3. The psychology of shape on logo designing
Another thing you should understand is that different shapes also make us perceive things differently. For instance, sports gear brands like Nike or Adidas have sharp logos that convey an aerodynamic and efficient body. Needless to say, this makes sense in the fitness world. However, it is not something that you often see in the world of the food industry. Here, people are more content with curves, and McDonald’s (although monogram) is a perfect example of how this works.
When going with symbols, this might not be as relevant, but it might be something to look out for when designing an abstract logo. The problem with these rules is that they can sometimes be overwhelming, and to tackle them, you need to find someone skilled and experienced in logo design services.
4. People don’t read
While words and letters may be crucial to some logos, there are situations in which you need to rethink your need to include a word in your logo design.
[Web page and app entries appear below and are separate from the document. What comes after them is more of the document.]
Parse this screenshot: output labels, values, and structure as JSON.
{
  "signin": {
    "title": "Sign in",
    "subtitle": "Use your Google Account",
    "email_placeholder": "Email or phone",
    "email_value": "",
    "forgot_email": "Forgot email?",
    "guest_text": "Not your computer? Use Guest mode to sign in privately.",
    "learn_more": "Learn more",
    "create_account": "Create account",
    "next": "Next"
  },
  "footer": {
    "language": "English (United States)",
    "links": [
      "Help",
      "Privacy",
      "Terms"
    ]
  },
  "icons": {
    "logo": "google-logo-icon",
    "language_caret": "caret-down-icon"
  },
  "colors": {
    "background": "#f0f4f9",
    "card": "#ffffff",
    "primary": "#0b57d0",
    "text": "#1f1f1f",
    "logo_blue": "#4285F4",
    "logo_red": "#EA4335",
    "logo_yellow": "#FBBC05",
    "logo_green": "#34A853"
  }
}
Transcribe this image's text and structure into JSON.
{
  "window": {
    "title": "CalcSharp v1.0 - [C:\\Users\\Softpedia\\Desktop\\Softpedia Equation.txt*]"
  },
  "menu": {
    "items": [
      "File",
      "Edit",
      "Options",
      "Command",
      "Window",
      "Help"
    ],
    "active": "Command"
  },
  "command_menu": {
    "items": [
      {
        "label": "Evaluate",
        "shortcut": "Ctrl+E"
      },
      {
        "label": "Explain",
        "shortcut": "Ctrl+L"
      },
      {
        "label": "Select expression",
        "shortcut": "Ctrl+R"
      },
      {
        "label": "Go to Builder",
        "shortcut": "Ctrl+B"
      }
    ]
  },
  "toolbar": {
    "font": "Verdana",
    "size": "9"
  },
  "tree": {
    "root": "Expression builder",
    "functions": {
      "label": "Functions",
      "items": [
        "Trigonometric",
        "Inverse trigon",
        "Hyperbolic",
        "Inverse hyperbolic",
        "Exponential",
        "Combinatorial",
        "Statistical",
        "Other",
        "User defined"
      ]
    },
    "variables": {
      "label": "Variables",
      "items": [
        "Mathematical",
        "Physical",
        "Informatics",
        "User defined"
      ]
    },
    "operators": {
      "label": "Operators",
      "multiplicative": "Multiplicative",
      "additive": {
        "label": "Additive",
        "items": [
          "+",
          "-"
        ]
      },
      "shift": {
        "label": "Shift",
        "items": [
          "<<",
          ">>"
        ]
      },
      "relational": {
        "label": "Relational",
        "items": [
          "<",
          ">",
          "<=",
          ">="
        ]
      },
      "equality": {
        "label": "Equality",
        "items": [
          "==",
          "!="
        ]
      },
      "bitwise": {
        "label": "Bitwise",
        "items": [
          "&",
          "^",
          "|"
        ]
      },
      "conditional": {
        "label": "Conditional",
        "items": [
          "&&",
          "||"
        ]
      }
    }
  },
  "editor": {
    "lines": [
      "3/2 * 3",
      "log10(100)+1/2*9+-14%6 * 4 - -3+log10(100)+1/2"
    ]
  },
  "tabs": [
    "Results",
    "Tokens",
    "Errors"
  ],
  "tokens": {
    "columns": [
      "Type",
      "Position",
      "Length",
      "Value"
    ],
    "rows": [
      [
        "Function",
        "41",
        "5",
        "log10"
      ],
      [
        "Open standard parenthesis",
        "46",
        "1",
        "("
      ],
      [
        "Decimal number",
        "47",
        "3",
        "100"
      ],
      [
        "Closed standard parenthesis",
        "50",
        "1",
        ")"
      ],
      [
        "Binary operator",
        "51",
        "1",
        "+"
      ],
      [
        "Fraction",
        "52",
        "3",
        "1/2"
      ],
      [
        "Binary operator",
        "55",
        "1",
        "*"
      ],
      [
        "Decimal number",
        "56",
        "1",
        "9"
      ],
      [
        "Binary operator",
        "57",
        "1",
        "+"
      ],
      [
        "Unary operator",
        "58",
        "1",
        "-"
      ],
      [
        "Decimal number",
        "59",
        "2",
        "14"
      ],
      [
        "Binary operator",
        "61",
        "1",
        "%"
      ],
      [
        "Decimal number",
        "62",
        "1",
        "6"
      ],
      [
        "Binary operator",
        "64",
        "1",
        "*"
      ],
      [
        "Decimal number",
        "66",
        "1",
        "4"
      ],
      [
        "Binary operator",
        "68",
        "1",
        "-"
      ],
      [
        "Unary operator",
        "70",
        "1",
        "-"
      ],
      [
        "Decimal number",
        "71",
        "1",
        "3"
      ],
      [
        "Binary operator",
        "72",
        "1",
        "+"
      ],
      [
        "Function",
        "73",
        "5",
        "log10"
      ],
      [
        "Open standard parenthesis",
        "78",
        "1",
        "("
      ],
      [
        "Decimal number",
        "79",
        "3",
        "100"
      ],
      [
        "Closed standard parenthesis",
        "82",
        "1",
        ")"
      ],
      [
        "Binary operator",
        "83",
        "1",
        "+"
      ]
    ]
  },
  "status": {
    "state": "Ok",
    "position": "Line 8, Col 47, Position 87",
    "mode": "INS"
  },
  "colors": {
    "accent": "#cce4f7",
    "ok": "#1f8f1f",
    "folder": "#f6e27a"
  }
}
Monograms and initials serve as great logos, provided that the idea isn’t already taken within your industry, but what about words or complete sentences? Someone closely examining your stamp may be able to read and understand the message, but most people won’t bother. So, significant steps successful logo creation process.
Therefore, sticking to an image or a notion is much better. If you have to use words, try sticking with something short, simple, and memorable. Moreover, avoid words that can potentially spell a spelling mistake (double letter words or those with a hyphen).
5. Watch out for something unintentionally inappropriate
You may use inappropriate or misleading shapes when combining seemingly simple shapes and symbols. For you, this might slip unnoticed since you already know what the logo is about to represent. Yet, don’t expect everyone else to be as oblivious. Try bringing in several different outsiders to ensure this is not the case. Belonging to other demographic groups and asking them what they think about it. Sometimes, it’s not just a lack of perspective but a generational or cultural gap that stands in your way.
As you can see, the principles of proper logo design aren’t many. But they are all equally vital to the design process’s success. In conclusion, Ignoring them is a business practice bound to return to haunt you in the future. Nevertheless, with some research, testing, and the proper counsel on your side, you have nothing to fear with the appropriate steps for a successful logo.
6. Typography psychology
The style of a font is a language that goes beyond words. There are five main fonts: serif, sans-serif, script, script, and ornament. Like symbols, their psychological associations have much to do with their historical uses. However, font styles can still make a logo name or tagline look traditional, technical, elegant, or personal.
7. Gestalt theory & psychology present on logo designing
Gestalt theory explains how the human brain organizes complex shapes. In logo design, these six design principles help designers ensure designs are perceived the way they intended and maximize the power of shapes. In different words, if the overall shape is confusing and distracting, it will be difficult for the designer to connect with the audience on a psychological level.